Ice and chilled water storage systems

Using ice storage and chilled water storage systems overnight can save water and considerably cut operating costs by using electricity at off-peak rates. Capital costs can also be reduced because it is not necessary to install large chillers, etc. to deal specifically with peak loads on only perhaps 10 days of the year.. These systems potentially save 15 per cent in electrical energy. Ice systems take up less space than chilled water systems. Their installation is dependent upon skilled engineering design and manufacture. For this reason they are generally used in large installations. Seek advice from qualified professionals at the design stage.

Sea or River Water cooling

When a building is close to a large water source such as the sea, river or lake, there may be an opportunity to take advantage of the natural heat sink. Several buildings in Sydney, including the Sydney Opera House, make use of the harbour for cooling purposes. Some of the newer buildings in Melbourne's Docklands use sea cooling. Issues to consider include the choice of metals where heat exchanges come into contact with highly corrosive seawater, macro-organisms such as mussels that can foul heat transfer equipment, and limits of chemicals such as chlorine that can be discharged to the water body. Initial costs are normally higher than a conventional water-cooled system; however this may be outweighed by overall benefits.

Dry coolers

Liquid coolers are a similar concept to car radiators, with the cooling tower replaced by a heat exchanger and fan. This is the most basic form of liquid cooler, called a dry cooler. The cooling water is pumped through the heat exchanger and a fan forces air over it. The air picks up the heat and removes it. Because this is a closed loop system, there is little or no water use. The main disadvantage is that dry coolers suffer reduced efficiency at higher ambient temperatures. This can be overcome in several ways. The simplest is precooling the air by water sprays before it enters the dry cooler. Sprays are activated when ambient temperatures become high. A disadvantage of spray coolers is that they must be installed and operated with care to prevent the formation of scale on the surface of the dry cooler. Alternatively, pre-cooling pads have the advantage of not creating water droplets on the dry cooler surface. Provided the cooling pad systems are properly installed and operated, they present a very low Legionella risk by virtue of their operating temperature.
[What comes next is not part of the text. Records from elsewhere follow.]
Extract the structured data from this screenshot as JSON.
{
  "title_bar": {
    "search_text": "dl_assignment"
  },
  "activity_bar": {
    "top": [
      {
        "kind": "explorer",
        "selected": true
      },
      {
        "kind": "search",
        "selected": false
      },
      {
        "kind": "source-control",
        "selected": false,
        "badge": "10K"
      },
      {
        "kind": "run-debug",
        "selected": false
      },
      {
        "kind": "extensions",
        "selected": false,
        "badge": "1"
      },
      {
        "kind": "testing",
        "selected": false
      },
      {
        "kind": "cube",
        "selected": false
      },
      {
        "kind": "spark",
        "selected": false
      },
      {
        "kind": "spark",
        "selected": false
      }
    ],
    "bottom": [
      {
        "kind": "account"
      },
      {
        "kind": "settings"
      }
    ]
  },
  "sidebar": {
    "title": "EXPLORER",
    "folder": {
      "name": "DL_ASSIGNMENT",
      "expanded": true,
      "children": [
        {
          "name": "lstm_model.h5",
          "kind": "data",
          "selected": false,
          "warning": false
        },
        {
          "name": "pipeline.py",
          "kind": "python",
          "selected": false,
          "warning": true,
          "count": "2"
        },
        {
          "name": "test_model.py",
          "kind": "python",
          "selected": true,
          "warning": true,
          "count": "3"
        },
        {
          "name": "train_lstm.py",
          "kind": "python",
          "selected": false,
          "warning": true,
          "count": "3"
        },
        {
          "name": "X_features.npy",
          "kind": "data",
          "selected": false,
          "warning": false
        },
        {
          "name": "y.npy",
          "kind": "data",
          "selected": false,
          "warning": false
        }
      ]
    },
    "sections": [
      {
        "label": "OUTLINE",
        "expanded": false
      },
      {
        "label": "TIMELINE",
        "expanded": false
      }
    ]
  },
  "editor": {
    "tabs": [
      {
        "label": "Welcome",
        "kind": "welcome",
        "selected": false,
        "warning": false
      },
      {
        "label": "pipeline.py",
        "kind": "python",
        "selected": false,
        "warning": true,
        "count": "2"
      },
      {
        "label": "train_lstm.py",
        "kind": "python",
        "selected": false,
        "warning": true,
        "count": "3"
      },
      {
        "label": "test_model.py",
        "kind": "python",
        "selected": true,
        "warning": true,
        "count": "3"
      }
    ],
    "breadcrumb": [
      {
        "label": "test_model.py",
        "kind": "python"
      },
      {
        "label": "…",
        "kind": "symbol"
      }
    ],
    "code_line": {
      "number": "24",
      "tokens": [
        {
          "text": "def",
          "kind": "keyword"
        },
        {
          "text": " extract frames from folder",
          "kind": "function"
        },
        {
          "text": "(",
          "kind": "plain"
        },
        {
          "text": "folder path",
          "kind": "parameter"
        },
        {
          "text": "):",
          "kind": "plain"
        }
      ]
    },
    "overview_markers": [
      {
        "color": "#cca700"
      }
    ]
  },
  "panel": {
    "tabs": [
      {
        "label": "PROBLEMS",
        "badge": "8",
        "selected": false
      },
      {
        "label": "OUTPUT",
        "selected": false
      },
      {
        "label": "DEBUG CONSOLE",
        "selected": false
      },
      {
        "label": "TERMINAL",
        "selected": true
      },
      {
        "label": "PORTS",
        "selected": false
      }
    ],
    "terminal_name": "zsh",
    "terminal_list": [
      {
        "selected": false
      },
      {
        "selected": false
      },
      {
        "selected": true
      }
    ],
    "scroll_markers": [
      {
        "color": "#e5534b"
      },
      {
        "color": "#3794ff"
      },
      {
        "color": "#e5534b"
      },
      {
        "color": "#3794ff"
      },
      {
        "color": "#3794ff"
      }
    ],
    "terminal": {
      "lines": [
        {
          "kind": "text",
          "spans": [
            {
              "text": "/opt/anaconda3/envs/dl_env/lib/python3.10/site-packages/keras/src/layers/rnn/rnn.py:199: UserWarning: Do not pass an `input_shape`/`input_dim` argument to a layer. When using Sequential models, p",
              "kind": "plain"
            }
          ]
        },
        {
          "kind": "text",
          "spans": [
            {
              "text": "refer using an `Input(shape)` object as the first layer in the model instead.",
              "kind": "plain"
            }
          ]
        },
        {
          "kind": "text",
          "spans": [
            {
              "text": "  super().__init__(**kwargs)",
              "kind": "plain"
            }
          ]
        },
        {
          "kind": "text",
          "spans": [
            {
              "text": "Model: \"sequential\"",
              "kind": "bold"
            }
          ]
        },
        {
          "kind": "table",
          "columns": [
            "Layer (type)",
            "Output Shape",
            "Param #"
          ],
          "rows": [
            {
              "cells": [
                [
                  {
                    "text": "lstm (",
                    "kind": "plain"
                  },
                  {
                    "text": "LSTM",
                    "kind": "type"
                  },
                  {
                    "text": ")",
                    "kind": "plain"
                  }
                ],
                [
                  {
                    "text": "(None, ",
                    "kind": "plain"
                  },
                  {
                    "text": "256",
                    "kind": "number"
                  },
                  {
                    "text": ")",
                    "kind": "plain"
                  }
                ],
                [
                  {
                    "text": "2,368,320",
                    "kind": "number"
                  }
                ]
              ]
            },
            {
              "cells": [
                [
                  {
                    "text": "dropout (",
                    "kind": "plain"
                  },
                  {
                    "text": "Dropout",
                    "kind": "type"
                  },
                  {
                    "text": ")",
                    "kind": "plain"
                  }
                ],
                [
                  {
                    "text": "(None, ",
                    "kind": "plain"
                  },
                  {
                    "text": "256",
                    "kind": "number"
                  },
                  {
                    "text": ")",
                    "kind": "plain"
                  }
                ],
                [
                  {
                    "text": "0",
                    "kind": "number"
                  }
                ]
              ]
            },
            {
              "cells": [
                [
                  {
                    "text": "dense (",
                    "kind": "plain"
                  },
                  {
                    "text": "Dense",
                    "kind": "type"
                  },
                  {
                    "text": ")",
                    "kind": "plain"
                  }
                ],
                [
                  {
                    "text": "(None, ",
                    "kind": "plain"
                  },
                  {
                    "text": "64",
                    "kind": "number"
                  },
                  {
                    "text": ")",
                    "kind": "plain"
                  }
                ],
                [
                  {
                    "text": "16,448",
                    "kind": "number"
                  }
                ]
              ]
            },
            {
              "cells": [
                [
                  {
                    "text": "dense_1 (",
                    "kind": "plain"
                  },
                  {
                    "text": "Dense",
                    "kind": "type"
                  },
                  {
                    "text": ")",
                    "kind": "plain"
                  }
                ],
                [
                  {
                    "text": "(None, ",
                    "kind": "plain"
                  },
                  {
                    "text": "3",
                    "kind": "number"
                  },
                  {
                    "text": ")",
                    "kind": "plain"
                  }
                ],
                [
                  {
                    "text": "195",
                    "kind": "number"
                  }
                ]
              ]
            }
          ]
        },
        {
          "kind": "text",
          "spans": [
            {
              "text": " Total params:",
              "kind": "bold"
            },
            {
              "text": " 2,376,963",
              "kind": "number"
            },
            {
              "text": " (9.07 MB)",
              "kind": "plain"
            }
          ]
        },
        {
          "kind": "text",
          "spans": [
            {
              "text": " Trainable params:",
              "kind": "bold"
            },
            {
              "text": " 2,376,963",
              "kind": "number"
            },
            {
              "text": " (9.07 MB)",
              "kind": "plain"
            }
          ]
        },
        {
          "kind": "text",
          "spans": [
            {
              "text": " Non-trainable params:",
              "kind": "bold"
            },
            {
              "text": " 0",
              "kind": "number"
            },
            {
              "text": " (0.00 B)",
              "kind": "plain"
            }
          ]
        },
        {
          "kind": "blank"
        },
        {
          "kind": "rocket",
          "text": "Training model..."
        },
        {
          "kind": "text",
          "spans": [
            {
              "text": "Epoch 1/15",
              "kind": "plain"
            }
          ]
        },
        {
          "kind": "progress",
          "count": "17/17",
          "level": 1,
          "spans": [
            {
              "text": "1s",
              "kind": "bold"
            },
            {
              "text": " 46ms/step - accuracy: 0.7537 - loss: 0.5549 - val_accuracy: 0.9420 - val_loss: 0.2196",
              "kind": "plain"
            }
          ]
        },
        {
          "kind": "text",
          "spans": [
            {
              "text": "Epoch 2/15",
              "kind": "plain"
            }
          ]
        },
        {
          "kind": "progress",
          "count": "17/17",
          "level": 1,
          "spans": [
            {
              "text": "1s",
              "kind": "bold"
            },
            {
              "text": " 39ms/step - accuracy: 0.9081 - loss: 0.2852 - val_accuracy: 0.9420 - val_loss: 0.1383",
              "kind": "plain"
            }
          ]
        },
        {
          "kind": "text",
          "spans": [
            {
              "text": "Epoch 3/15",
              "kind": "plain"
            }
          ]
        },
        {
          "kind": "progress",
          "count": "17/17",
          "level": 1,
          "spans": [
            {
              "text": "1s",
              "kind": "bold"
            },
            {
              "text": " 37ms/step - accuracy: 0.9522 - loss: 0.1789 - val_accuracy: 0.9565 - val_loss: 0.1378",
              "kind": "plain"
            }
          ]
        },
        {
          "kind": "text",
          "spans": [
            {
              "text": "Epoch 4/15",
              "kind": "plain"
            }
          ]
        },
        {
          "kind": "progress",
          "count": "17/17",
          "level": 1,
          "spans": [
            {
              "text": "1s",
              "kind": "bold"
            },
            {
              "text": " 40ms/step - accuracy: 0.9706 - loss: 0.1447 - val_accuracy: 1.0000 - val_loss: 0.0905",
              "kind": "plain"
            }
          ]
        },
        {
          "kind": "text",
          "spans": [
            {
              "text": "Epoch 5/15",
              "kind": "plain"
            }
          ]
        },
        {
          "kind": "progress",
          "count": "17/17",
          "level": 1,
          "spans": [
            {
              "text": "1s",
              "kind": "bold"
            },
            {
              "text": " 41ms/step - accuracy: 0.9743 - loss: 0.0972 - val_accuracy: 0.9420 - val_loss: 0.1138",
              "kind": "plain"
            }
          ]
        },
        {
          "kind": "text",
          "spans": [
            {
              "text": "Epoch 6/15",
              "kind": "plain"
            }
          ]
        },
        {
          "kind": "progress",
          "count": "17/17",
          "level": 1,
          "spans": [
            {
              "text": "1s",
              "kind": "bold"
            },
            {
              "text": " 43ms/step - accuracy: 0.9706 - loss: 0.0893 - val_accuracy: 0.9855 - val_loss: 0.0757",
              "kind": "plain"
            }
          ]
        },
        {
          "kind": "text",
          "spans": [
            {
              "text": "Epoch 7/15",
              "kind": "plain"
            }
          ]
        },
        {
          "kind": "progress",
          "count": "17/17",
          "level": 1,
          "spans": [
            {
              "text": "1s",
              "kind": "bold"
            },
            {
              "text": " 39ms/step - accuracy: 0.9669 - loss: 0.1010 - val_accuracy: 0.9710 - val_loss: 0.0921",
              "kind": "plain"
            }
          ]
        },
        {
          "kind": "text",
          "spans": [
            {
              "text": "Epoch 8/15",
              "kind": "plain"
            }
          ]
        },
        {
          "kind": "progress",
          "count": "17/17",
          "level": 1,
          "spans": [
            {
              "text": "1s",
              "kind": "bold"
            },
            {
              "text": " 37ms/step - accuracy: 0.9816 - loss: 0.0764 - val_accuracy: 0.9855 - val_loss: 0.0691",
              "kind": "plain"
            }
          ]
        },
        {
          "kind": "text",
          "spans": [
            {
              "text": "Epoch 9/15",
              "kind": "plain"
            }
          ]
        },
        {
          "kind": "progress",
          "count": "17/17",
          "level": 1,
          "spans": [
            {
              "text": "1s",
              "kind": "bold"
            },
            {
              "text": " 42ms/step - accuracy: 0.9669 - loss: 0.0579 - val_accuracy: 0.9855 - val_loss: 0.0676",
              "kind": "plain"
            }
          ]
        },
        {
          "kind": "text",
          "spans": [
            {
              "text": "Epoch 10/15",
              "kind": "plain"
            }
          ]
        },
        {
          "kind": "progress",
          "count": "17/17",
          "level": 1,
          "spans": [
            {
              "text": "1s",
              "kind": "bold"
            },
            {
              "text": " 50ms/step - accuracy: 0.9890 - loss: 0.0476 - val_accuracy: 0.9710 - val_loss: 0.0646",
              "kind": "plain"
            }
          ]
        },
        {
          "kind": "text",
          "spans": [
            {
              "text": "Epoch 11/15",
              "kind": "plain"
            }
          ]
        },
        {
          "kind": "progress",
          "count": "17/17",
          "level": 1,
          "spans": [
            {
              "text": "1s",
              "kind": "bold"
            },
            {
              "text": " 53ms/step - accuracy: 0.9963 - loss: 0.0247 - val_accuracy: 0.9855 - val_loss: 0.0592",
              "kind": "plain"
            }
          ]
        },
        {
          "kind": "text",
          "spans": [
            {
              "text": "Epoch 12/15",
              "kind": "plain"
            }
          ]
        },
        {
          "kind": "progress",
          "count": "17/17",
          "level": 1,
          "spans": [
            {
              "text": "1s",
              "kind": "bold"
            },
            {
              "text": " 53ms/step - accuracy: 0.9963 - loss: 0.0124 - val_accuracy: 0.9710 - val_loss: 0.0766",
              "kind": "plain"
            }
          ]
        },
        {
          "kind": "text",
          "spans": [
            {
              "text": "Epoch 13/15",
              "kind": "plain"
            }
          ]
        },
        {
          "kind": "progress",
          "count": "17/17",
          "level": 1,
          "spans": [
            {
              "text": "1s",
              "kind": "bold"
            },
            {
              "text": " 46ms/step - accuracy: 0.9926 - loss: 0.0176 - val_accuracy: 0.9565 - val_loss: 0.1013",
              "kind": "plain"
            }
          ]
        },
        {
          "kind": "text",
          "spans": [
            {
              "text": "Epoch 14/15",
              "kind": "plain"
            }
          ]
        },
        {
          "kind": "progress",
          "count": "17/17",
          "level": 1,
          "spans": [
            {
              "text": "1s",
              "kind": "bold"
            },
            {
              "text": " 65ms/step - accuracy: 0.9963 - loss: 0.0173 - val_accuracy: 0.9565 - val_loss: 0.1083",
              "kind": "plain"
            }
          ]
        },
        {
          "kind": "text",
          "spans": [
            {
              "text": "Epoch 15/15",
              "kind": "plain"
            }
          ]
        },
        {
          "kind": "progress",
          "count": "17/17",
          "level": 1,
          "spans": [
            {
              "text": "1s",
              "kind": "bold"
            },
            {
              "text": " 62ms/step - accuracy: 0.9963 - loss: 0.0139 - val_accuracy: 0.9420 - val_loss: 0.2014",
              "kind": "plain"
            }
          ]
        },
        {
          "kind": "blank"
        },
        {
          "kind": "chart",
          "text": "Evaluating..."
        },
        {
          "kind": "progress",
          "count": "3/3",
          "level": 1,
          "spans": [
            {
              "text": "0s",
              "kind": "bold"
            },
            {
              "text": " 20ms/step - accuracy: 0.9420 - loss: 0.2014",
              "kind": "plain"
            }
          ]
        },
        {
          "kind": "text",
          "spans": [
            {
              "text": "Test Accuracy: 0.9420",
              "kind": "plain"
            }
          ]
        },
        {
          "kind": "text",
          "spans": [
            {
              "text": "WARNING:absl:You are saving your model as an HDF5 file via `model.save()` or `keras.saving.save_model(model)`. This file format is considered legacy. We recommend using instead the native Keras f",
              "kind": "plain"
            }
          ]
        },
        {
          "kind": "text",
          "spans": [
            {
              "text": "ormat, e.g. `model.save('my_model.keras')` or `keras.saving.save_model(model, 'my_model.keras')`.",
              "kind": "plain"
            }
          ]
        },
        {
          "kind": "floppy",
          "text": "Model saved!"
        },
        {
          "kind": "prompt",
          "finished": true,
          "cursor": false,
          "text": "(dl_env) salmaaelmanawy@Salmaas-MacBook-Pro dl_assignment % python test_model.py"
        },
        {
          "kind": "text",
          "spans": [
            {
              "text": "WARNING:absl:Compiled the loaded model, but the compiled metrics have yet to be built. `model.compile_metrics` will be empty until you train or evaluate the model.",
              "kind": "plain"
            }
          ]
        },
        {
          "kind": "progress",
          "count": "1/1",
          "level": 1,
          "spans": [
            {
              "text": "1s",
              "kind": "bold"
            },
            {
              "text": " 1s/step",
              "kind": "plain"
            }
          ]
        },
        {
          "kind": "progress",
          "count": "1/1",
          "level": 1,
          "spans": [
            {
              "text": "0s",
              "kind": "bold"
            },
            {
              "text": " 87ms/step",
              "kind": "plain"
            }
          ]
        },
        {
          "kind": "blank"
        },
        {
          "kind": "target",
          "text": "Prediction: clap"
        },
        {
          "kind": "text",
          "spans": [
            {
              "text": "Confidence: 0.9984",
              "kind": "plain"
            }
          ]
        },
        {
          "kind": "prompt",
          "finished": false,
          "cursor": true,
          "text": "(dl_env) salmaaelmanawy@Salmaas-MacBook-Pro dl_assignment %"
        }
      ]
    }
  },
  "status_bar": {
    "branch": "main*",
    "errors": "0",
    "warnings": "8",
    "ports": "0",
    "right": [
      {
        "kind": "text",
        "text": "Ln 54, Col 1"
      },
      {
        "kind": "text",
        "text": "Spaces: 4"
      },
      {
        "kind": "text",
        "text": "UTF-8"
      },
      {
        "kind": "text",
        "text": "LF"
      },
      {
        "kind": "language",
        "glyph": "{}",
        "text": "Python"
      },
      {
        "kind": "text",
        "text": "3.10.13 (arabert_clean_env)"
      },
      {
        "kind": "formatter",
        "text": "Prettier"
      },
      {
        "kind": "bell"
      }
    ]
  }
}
Another alternative is a hybrid cooler, similar in principle to the wet/dry cooling towers, except that the condenser water circuit remains closed. A section of the cooling coil surface is wet with water recirculated from a sump at times of high ambient temperature, but at other times the cooler acts as a normal dry cooler. By draining the sump at night (when the load on the cooling system is generally low, especially for air-conditioning applications) and running the cooler dry for a few hours, hybrid coolers can be Legionella-free and do not need microbial water treatment. The significant advantage over a conventional cooling tower is lower annual average water consumption.

Wet/dry cooling towers

Such towers use the positive aspects of both systems leading to overall reduce water consumption. Water to be cooled is passed through the dry air-cooled section then through the wet section of the cooling tower. During the cooler periods only the dry cooling tower section is used, reducing water consumption.